A word of warning about Ritalin
Kids should have their heartbeats and blood pressure checked before being put on Ritalin.
Children should be screened for heart problems with an electrocardiogram before getting drugs like Ritalin to treat hyperactivity and attention-deficit disorder, the American Heart Association recommended Monday.
Stimulant drugs can increase blood pressure and heart rate. For most children, that isn't a problem. But in those with heart conditions, it could make them more vulnerable to sudden cardiac arrest — an erratic heartbeat that causes the heart to stop pumping blood through the body — and other heart problems.
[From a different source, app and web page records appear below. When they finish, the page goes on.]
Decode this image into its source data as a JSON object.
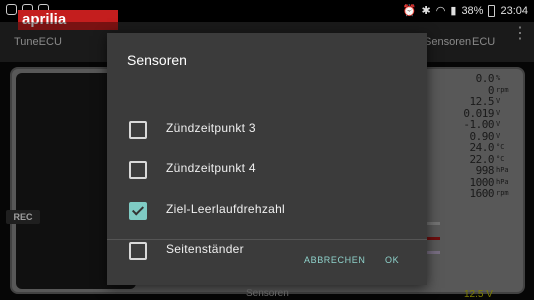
{
  "status_bar": {
    "battery": "38%",
    "time": "23:04"
  },
  "app_bar": {
    "title": "TuneECU",
    "tab_sensoren": "Sensoren",
    "tab_ecu": "ECU",
    "more_icon": "more-vert-icon"
  },
  "background": {
    "logo": "aprilia",
    "rec_label": "REC",
    "bottom_label": "Sensoren",
    "voltage": "12.5 V",
    "readouts": [
      {
        "value": "0.0",
        "unit": "%"
      },
      {
        "value": "0",
        "unit": "rpm"
      },
      {
        "value": "12.5",
        "unit": "V"
      },
      {
        "value": "0.019",
        "unit": "V"
      },
      {
        "value": "-1.00",
        "unit": "V"
      },
      {
        "value": "0.90",
        "unit": "V"
      },
      {
        "value": "24.0",
        "unit": "°C"
      },
      {
        "value": "22.0",
        "unit": "°C"
      },
      {
        "value": "998",
        "unit": "hPa"
      },
      {
        "value": "1000",
        "unit": "hPa"
      },
      {
        "value": "1600",
        "unit": "rpm"
      }
    ]
  },
  "dialog": {
    "title": "Sensoren",
    "options": [
      {
        "label": "Zündzeitpunkt 3",
        "checked": false
      },
      {
        "label": "Zündzeitpunkt 4",
        "checked": false
      },
      {
        "label": "Ziel-Leerlaufdrehzahl",
        "checked": true
      },
      {
        "label": "Seitenständer",
        "checked": false
      }
    ],
    "cancel_label": "ABBRECHEN",
    "ok_label": "OK",
    "accent": "#7fcbc4"
  }
}
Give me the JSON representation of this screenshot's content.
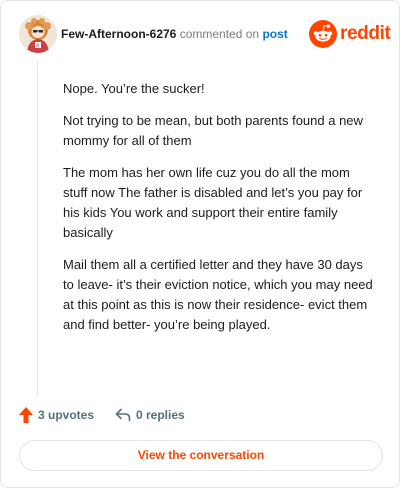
{
  "comment": {
    "username": "Few-Afternoon-6276",
    "action_text": "commented on",
    "post_link": "post",
    "paragraphs": [
      "Nope. You’re the sucker!",
      "Not trying to be mean, but both parents found a new mommy for all of them",
      "The mom has her own life cuz you do all the mom stuff now The father is disabled and let’s you pay for his kids You work and support their entire family basically",
      "Mail them all a certified letter and they have 30 days to leave- it’s their eviction notice, which you may need at this point as this is now their residence- evict them and find better- you’re being played."
    ]
  },
  "brand": {
    "wordmark": "reddit",
    "color": "#ff4500"
  },
  "actions": {
    "upvotes": "3 upvotes",
    "replies": "0 replies"
  },
  "cta": {
    "label": "View the conversation"
  }
}
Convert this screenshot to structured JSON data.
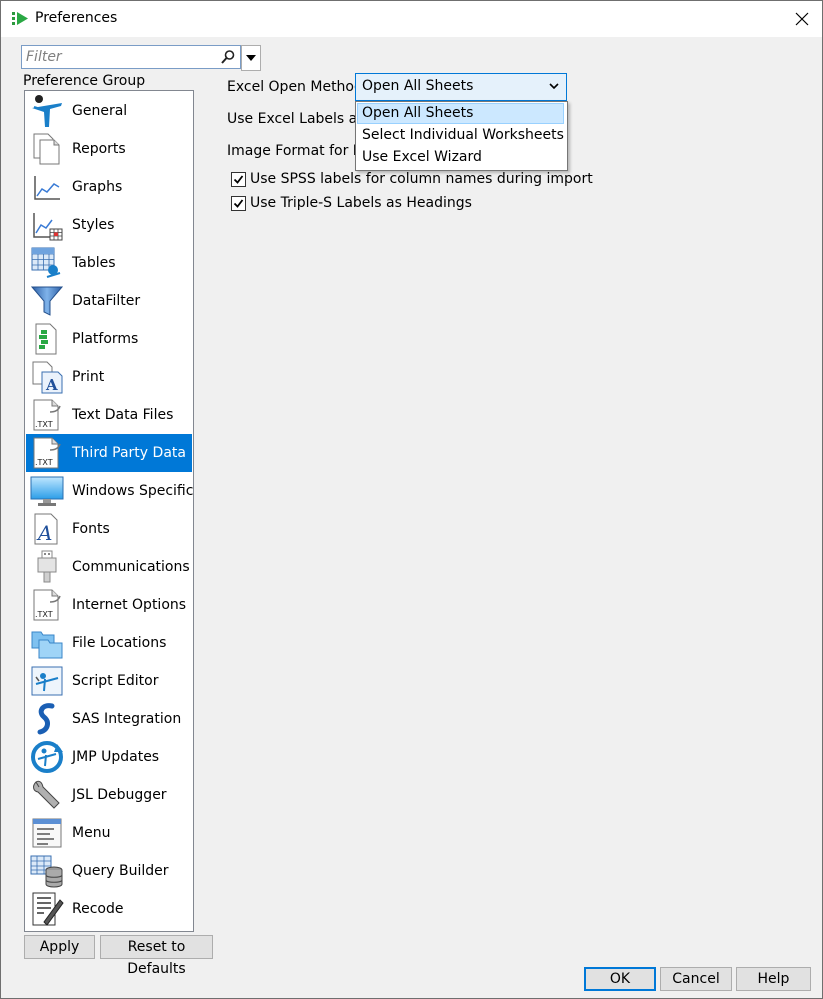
{
  "window": {
    "title": "Preferences"
  },
  "filter": {
    "placeholder": "Filter"
  },
  "group_label": "Preference Group",
  "groups": [
    {
      "label": "General",
      "icon": "jmp-man-icon"
    },
    {
      "label": "Reports",
      "icon": "documents-icon"
    },
    {
      "label": "Graphs",
      "icon": "line-graph-icon"
    },
    {
      "label": "Styles",
      "icon": "graph-table-icon"
    },
    {
      "label": "Tables",
      "icon": "data-table-icon"
    },
    {
      "label": "DataFilter",
      "icon": "funnel-icon"
    },
    {
      "label": "Platforms",
      "icon": "platforms-icon"
    },
    {
      "label": "Print",
      "icon": "print-icon"
    },
    {
      "label": "Text Data Files",
      "icon": "txt-file-icon"
    },
    {
      "label": "Third Party Data",
      "icon": "txt-file-icon"
    },
    {
      "label": "Windows Specific",
      "icon": "monitor-icon"
    },
    {
      "label": "Fonts",
      "icon": "font-icon"
    },
    {
      "label": "Communications",
      "icon": "usb-icon"
    },
    {
      "label": "Internet Options",
      "icon": "txt-file-icon"
    },
    {
      "label": "File Locations",
      "icon": "folders-icon"
    },
    {
      "label": "Script Editor",
      "icon": "script-icon"
    },
    {
      "label": "SAS Integration",
      "icon": "sas-icon"
    },
    {
      "label": "JMP Updates",
      "icon": "updates-icon"
    },
    {
      "label": "JSL Debugger",
      "icon": "wrench-icon"
    },
    {
      "label": "Menu",
      "icon": "menu-icon"
    },
    {
      "label": "Query Builder",
      "icon": "database-icon"
    },
    {
      "label": "Recode",
      "icon": "recode-icon"
    }
  ],
  "selected_group": "Third Party Data",
  "options": {
    "excel_open_method_label": "Excel Open Method",
    "excel_open_method_value": "Open All Sheets",
    "excel_open_method_options": [
      "Open All Sheets",
      "Select Individual Worksheets",
      "Use Excel Wizard"
    ],
    "excel_labels_label": "Use Excel Labels as Headings",
    "image_format_label": "Image Format for Pow",
    "spss_labels": {
      "label": "Use SPSS labels for column names during import",
      "checked": true
    },
    "triple_s_labels": {
      "label": "Use Triple-S Labels as Headings",
      "checked": true
    }
  },
  "buttons": {
    "apply": "Apply",
    "reset": "Reset to Defaults",
    "ok": "OK",
    "cancel": "Cancel",
    "help": "Help"
  },
  "colors": {
    "selection": "#0078d7",
    "dropdown_highlight": "#cce8ff"
  }
}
About 2.5 million American children and 1.5 million adults take medication for attention-deficit hyperactivity disorder, or ADHD, according to government estimates. Stimulant drugs, like Ritalin, Adderall and Concerta, help children with ADHD stay focused and control their behavior.
The medications already carry warnings of possible heart risks in those with heart defects or other heart problems, which some critics said were driven more by concerns of overuse of the drugs than their safety.
The heart group is now recommending a thorough exam, including a family history and an EKG, before children are put on the drugs to make sure that they don't have any undiagnosed heart issues.
You know, now that I think of it, this seems to be something you would think would be absolutely mandatory, anyway. The idea that a doctor would put a kid on a stimulant with the mere assumption that he or she is healthy is pretty frightening. I imagine that there are certainly occasions when this has happened, but what horrible consequences should there be an underlying problem!
Labels: attention deficit